Tuesday, December 01, 2009

Reported back

The Foreign Affairs, Defence and Trade Committee has reported back [PDF] on the Cluster Munitions Prohibition Bill. The bill implements New Zealand's obligations under the Convention on Cluster Munitions, and bans the use, development, possession, and transfer of cluster munitions by New Zealanders, members of the New Zealand Defence Force, and New Zealand companies, whether in New Zealand or overseas. Significantly, it explicitly criminalises members of the armed forces who request the use of cluster munitions when engaged in joint operations (e.g. the SAS in Afghanistan).

As initially drafted, the bill was unclear on whether it would ban investment in production of cluster munitions overseas. The committee felt that this was an oversight and has clarified it, adding a clause stating:
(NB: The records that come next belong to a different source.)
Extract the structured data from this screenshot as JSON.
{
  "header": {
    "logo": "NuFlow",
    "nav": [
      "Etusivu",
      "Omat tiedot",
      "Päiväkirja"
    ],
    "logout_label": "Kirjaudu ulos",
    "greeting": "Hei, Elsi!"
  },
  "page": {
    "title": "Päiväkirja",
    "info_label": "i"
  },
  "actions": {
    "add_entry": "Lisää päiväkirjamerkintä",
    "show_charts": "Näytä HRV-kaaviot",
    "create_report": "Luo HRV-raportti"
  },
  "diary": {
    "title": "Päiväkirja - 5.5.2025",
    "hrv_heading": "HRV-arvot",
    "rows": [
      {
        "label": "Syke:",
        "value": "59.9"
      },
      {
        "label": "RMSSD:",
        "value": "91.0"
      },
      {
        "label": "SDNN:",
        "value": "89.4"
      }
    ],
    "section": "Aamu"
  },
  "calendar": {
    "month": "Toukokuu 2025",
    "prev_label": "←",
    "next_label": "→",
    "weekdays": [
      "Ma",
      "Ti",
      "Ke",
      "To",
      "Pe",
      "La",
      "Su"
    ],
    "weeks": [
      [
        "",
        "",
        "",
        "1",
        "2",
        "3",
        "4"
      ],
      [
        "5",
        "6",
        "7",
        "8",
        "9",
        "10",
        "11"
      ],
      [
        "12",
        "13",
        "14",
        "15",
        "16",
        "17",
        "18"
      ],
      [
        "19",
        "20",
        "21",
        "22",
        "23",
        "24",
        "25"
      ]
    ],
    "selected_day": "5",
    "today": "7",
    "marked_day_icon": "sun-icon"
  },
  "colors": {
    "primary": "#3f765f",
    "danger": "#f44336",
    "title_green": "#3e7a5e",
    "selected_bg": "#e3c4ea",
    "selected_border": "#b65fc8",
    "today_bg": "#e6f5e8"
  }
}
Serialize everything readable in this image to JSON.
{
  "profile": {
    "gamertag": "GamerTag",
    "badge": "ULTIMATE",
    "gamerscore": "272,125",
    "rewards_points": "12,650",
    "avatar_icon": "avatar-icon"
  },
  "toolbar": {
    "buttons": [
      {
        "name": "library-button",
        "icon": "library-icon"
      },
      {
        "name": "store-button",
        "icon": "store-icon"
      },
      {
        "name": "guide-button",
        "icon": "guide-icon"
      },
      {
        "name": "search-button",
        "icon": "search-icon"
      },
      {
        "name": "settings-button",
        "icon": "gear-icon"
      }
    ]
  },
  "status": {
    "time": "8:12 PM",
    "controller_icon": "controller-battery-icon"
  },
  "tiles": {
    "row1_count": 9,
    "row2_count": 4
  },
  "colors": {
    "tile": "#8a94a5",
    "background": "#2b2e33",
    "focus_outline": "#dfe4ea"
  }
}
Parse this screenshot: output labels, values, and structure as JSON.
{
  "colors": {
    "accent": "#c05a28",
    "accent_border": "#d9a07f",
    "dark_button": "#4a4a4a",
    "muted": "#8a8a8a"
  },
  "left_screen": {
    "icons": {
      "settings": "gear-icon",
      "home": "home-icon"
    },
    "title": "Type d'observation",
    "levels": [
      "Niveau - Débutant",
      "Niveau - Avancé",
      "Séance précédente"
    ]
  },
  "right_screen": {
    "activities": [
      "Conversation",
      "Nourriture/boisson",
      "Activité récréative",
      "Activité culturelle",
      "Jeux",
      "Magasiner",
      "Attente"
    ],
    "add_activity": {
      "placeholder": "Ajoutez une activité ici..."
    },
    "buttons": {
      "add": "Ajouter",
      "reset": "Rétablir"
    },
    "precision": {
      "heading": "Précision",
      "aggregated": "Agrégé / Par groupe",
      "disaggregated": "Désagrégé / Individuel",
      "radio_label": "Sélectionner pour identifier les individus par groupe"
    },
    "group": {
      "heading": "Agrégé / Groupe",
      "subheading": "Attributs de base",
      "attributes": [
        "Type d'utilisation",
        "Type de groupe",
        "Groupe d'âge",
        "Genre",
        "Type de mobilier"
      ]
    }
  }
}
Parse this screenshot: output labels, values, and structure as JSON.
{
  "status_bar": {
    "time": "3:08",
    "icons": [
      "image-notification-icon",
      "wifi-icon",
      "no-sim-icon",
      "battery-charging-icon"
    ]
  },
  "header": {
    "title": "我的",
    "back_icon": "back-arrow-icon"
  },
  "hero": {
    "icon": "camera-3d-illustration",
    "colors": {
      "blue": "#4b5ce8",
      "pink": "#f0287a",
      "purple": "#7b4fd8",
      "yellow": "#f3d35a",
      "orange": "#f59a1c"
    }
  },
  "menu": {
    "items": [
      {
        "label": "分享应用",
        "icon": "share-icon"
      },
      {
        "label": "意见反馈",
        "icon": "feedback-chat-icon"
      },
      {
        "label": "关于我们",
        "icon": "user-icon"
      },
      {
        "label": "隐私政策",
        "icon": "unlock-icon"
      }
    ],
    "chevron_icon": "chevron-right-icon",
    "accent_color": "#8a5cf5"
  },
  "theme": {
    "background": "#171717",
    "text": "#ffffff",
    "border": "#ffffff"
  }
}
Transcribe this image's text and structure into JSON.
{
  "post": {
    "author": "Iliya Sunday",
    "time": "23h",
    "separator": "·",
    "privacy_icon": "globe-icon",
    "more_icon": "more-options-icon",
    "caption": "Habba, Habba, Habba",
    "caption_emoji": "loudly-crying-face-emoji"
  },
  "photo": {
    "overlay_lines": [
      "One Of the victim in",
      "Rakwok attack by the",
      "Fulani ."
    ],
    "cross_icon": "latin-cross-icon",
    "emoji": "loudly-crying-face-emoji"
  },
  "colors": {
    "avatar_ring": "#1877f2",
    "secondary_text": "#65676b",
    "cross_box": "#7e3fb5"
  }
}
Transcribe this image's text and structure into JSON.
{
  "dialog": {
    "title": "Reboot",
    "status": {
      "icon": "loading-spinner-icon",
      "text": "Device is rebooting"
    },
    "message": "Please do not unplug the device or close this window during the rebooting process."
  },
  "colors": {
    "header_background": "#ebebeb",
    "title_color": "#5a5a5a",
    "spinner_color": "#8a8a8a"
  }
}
A person commits an offence who provides or invests funds with the intention that the funds be used, or knowing that they are to be used, in the development or production of cluster munitions.
"Funds" includes financial instruments, so holding shares in a US defence contractor which makes cluster bombs will be a criminal offence punishable by 7 years imprisonment and a $500,000 fine. The law will also apply to Crown Financial Institutions such as the Cullen Fund, and while they have all voluntarily divested themselves of investments on cluster bombs after bad publicity in the past few years, this will stop them from ever investing in such weapons in our name.